The modes of the major scale are variations on the scale that result in different overall tones. If you have spent some time mastering the major scale patterns we looked at earlier in the course, you are about to be pleasantly surprised to find that you actually mastered several dozen lead sounds by mastering just five fingering patterns. The modes consist of individual notes played in succession, just like the original patterns. However by altering our starting point we can play the same patterns but yield a very different overall tone, such as minor or dominant. There are two approaches to understanding modes. One method is to consider the modes from the perspective of keyed scales as a starting point, with the modes derived by varying individual notes within the keyed scale. This is a very complicated approach for a beginner, especially one with no background in musical theory. We will therefore forego this method and use one that that is consistent with our course, i.e. an easy shortcut.
The Ionian Mode
There are seven modes of the major scale. We have already looked at one, i.e. the major scale fingering patterns we looked at earlier. This is mode one of the major scale, often referred to as the Ionian Mode. If you will take a look at pattern one of the Ionian mode (major scale) fingering patterns, you will recall that we can begin a major scale lead by starting at the first note of pattern one, making sure we fret this note at the root tone of the chord progression we are playing over. For example, if we want to play a major scale lead over a major chord progression in the key of A, we can start with pattern one of the major scale patterns at the sixth string, 5th fret, then just play through the scale pattern. Hopefully by now you have experimented some with shifting between patterns as you progress through your solo. As you work with these patterns and become more familiar with the fretboard, you will want to get away from always starting a lead with the root note on the sixth string. However, this is the easiest way for a beginner to get started, so use this trick as long as you need to, or as applicable to the lead sound you want.

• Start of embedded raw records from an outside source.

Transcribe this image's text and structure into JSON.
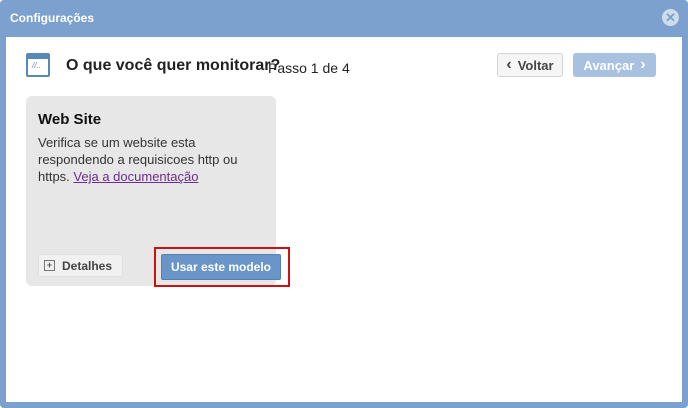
{
  "dialog": {
    "title": "Configurações",
    "close_icon": "close-icon"
  },
  "wizard": {
    "icon": "website-template-icon",
    "question": "O que você quer monitorar?",
    "step": "Passo 1 de 4",
    "back_label": "Voltar",
    "next_label": "Avançar"
  },
  "template_card": {
    "title": "Web Site",
    "description": "Verifica se um website esta respondendo a requisicoes http ou https.",
    "doc_link": "Veja a documentação",
    "details_label": "Detalhes",
    "use_label": "Usar este modelo"
  },
  "colors": {
    "frame": "#7da1cf",
    "primary_button": "#6a95c8",
    "disabled_button": "#a9c1e0",
    "highlight": "#cc1111",
    "link": "#6b2d8f"
  }
}
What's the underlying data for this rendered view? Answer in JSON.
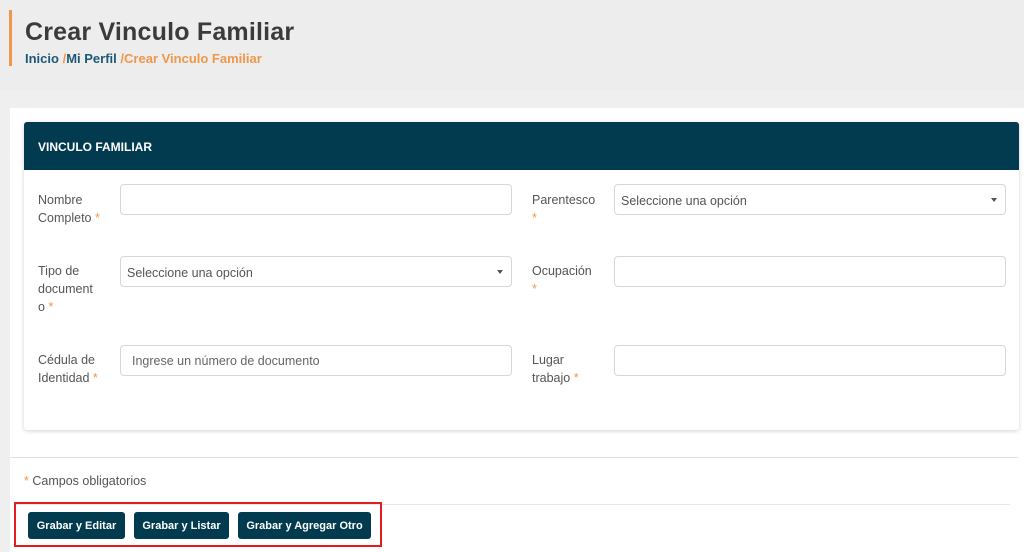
{
  "header": {
    "title": "Crear Vinculo Familiar",
    "breadcrumb": {
      "home": "Inicio",
      "separator": "/",
      "profile": "Mi Perfil",
      "current": "Crear Vinculo Familiar"
    }
  },
  "card": {
    "title": "VINCULO FAMILIAR",
    "required_mark": "*",
    "fields": {
      "nombre": {
        "label_line1": "Nombre",
        "label_line2": "Completo",
        "value": ""
      },
      "parentesco": {
        "label": "Parentesco",
        "value": "Seleccione una opción"
      },
      "tipo_documento": {
        "label_line1": "Tipo de",
        "label_line2": "document",
        "label_line3": "o",
        "value": "Seleccione una opción"
      },
      "ocupacion": {
        "label": "Ocupación",
        "value": ""
      },
      "cedula": {
        "label_line1": "Cédula de",
        "label_line2": "Identidad",
        "placeholder": "Ingrese un número de documento"
      },
      "lugar_trabajo": {
        "label_line1": "Lugar",
        "label_line2": "trabajo",
        "value": ""
      }
    }
  },
  "required_note": "Campos obligatorios",
  "actions": {
    "save_edit": "Grabar y Editar",
    "save_list": "Grabar y Listar",
    "save_add": "Grabar y Agregar Otro"
  },
  "colors": {
    "primary": "#023b50",
    "accent": "#f0974a",
    "highlight": "#e31b23"
  },
  "icons": [
    "chevron-down-icon"
  ]
}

The Dorian Mode
Now we will get into the real meat of modes. We create modes by sharping or flatting certain notes from the original major scale pattern. However, the guitar fretboard is masterfully laid out in such a way that we can accomplish this without having to think much about sharps or flats. Here is how it works: instead of starting the lead with pattern one (Ionian or Major), we will start with pattern two, fretting the first note of pattern two on the root note of the chord progression. Alternately, we can look at it this way, that the pattern two from the Ionian mode is pattern one of the Dorian mode. However, this new arrangement of fingering patterns relative to the key will result in an overall sound that is minor in tone, so this mode will not work well over major sounding chord progressions. So you see, using the same five patterns, but merely shifting the patterns by one position relative to the key, gives us five interlocking fingering patterns to use over minor sounding chord progressions. Are you beginning to see how much you can accomplish by mastering these five fingering patterns?
The Phrygian Mode
Our third major scale mode is also merely a shift of the pattern positions. As with the Dorian Mode starting on pattern two of the Ionian Mode, we play in the Phrygian mode by starting on pattern three of the Ionian mode.